## Task inputs
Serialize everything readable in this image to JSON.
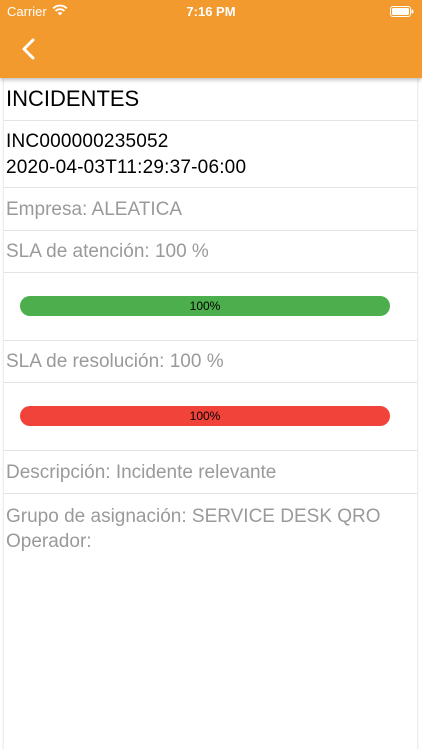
{
  "status_bar": {
    "carrier": "Carrier",
    "time": "7:16 PM",
    "icons": [
      "wifi-icon",
      "battery-icon"
    ]
  },
  "nav": {
    "back_icon": "chevron-left-icon",
    "color": "#f29a2e"
  },
  "incident": {
    "section_title": "INCIDENTES",
    "number": "INC000000235052",
    "timestamp": "2020-04-03T11:29:37-06:00",
    "empresa": "Empresa: ALEATICA",
    "sla_atencion_label": "SLA de atención: 100 %",
    "sla_atencion_progress": {
      "value": 100,
      "text": "100%",
      "color": "#4cae4c"
    },
    "sla_resolucion_label": "SLA de resolución: 100 %",
    "sla_resolucion_progress": {
      "value": 100,
      "text": "100%",
      "color": "#f2433b"
    },
    "descripcion": "Descripción: Incidente relevante",
    "grupo": "Grupo de asignación: SERVICE DESK QRO",
    "operador": "Operador:"
  }
}
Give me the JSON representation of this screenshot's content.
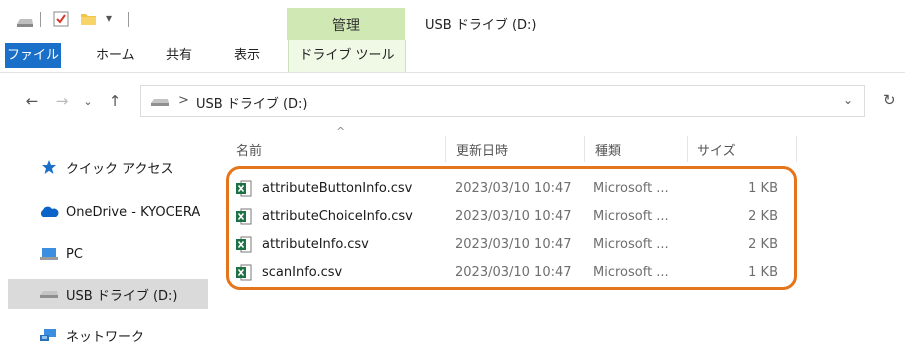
{
  "window": {
    "title": "USB ドライブ (D:)",
    "context_group": "管理"
  },
  "quick_access": {
    "icons": [
      "drive-icon",
      "properties-check-icon",
      "new-folder-icon",
      "customize-dropdown-icon"
    ]
  },
  "ribbon": {
    "tabs": [
      {
        "label": "ファイル",
        "active": true
      },
      {
        "label": "ホーム"
      },
      {
        "label": "共有"
      },
      {
        "label": "表示"
      },
      {
        "label": "ドライブ ツール"
      }
    ]
  },
  "address_bar": {
    "path_separator": ">",
    "path": "USB ドライブ (D:)",
    "dropdown_icon": "chevron-down-icon",
    "refresh_icon": "refresh-icon"
  },
  "navigation": {
    "items": [
      {
        "label": "クイック アクセス",
        "icon": "star-icon"
      },
      {
        "label": "OneDrive - KYOCERA",
        "icon": "cloud-icon"
      },
      {
        "label": "PC",
        "icon": "pc-icon"
      },
      {
        "label": "USB ドライブ (D:)",
        "icon": "usb-drive-icon",
        "selected": true
      },
      {
        "label": "ネットワーク",
        "icon": "network-icon"
      }
    ]
  },
  "file_list": {
    "columns": {
      "name": "名前",
      "date": "更新日時",
      "type": "種類",
      "size": "サイズ"
    },
    "sort_indicator": "^",
    "files": [
      {
        "name": "attributeButtonInfo.csv",
        "date": "2023/03/10 10:47",
        "type": "Microsoft ...",
        "size": "1 KB",
        "icon": "excel-csv-icon"
      },
      {
        "name": "attributeChoiceInfo.csv",
        "date": "2023/03/10 10:47",
        "type": "Microsoft ...",
        "size": "2 KB",
        "icon": "excel-csv-icon"
      },
      {
        "name": "attributeInfo.csv",
        "date": "2023/03/10 10:47",
        "type": "Microsoft ...",
        "size": "2 KB",
        "icon": "excel-csv-icon"
      },
      {
        "name": "scanInfo.csv",
        "date": "2023/03/10 10:47",
        "type": "Microsoft ...",
        "size": "1 KB",
        "icon": "excel-csv-icon"
      }
    ]
  },
  "colors": {
    "file_tab": "#1a6fc9",
    "context_tab": "#cfe8b4",
    "highlight_border": "#e4751b",
    "selected_nav": "#dadada",
    "excel_green": "#1d7144"
  }
}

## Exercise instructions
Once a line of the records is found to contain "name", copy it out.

## Expected answer
      "name": "名前",
        "name": "attributeButtonInfo.csv",
        "name": "attributeChoiceInfo.csv",
        "name": "attributeInfo.csv",
        "name": "scanInfo.csv",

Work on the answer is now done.